Your Rural Living Christmas Wishlist
Living in the countryside is already at the top of many people’s wishlists. Although it can take some getting used to if you’ve been brought up in the city, it soon becomes second nature and a fantastic way of life. However, there are some times – only some times, mind – when you may find yourself hankering after the following:
Netflix without the buffering
Perhaps one of the biggest bugbears about living in the countryside is the poor internet quality. Despite the government’s pledges to update all rural broadband, some areas will always be disadvantaged because of the topography of the area. Even if you do get decent broadband speed, architectural details such as old Cotswold stone walls mean that WiFi signals will struggle to reach different rooms. But don’t panic – there are ways to combat these problems with WiFi boosters, or look at hard-wiring all your devices into the router.
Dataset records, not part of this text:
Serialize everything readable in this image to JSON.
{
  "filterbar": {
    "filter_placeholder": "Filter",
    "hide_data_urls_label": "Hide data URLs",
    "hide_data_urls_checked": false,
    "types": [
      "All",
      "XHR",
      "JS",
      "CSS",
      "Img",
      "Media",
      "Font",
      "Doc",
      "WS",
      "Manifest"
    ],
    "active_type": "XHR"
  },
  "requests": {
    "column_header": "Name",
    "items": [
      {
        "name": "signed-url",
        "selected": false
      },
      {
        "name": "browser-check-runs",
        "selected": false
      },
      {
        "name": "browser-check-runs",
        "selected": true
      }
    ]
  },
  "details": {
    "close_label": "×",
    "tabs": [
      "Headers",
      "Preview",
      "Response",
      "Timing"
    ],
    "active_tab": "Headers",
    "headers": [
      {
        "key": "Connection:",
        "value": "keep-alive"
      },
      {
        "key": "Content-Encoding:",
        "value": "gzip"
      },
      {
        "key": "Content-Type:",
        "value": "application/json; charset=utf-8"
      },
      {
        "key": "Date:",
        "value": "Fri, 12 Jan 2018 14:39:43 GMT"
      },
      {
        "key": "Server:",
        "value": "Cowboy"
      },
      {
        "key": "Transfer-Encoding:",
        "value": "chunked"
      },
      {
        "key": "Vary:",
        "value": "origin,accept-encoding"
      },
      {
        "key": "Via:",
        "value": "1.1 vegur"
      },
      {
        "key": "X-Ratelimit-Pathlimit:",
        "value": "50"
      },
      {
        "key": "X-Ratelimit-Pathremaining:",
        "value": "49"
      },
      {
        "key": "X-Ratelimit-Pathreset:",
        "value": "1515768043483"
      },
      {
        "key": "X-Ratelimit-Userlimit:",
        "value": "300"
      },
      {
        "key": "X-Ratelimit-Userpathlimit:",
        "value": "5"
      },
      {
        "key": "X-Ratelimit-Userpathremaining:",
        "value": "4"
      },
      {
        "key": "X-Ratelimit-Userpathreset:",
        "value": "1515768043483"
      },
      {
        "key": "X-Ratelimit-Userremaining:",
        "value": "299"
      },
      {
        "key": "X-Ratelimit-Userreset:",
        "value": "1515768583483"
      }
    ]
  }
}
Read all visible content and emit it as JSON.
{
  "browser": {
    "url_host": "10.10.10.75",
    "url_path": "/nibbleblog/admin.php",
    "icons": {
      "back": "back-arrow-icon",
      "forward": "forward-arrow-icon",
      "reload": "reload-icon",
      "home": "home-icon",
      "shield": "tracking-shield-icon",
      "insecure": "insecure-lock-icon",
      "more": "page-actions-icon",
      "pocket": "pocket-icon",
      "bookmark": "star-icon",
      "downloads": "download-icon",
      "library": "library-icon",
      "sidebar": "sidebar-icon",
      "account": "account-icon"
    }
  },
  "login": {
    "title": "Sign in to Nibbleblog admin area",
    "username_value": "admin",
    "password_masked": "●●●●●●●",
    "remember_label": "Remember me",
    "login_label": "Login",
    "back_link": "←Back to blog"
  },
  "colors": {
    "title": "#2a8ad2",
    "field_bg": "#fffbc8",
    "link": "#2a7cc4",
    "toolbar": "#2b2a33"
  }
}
Chatting without stuttering
Mobile phone signals are notoriously patchy in rural Britain. One minute you can be chatting away quite happily, the next, you’ve lost signal and half way through the call you realise you’ve been giving a soliloquy to your mother-in-law about what the children want for Christmas. No matter where in the house or street you try to position yourself, whether you get a signal or not will be determined by the mood of the mobile phone gods. The good news is that mobile phone companies are spending money trying to make sure every inch of the UK is covered by mobile phone signal in the next few years – in the meantime, invest in a mobile phone signal booster that plugs into your wall socket.
Clean shoes for once
Ah, a difficult one to combat this, especially if you live on a small-holding or farm. Why else do you think rambling old farmhouses have so many small downstairs rooms and acres of stone floor?
The only way to deal with the interminable mud during the winter months is to be prepared for it – have an area where muddy shoes can be kicked off and be religious about cleaning them. If you have an Aga, drying them is easy, otherwise it’s a case of stuffing them with rolled up newspaper by the fire.
Not getting in the car for a day
Another difficult one to get around, especially if you live somewhere remote. Even if you live in a thriving village, there may only be one bus service a day – it’s one a week in my village – and shops may not be in walking distance. On the plus side, that’s when you see communities really pull together – lift shares to town, community convenience stores in the village hall or local pub, and collective milk and newspaper rounds.
A little light relief
Coming from a city of bright lights, the darkness of the countryside can be a stark contrast, especially at this time of the year. With the absence of street lamps, the black skies can feel overwhelming and when the sun sets at 3.30 in the afternoon, can feel never-ending. Getting ready for school or work in the dark in the morning is also rather tiresome but as from 21st December, the future should start to look a little brighter! After midwinter’s day, the nights will start getting longer and there’s a sense of hopefulness that spring is not too far away. In the meantime, make the most of the dark nights to enjoy the stars – it’s a special time of year for star gazing after all – and take daily Vitamin D to combat the lack of sunshine.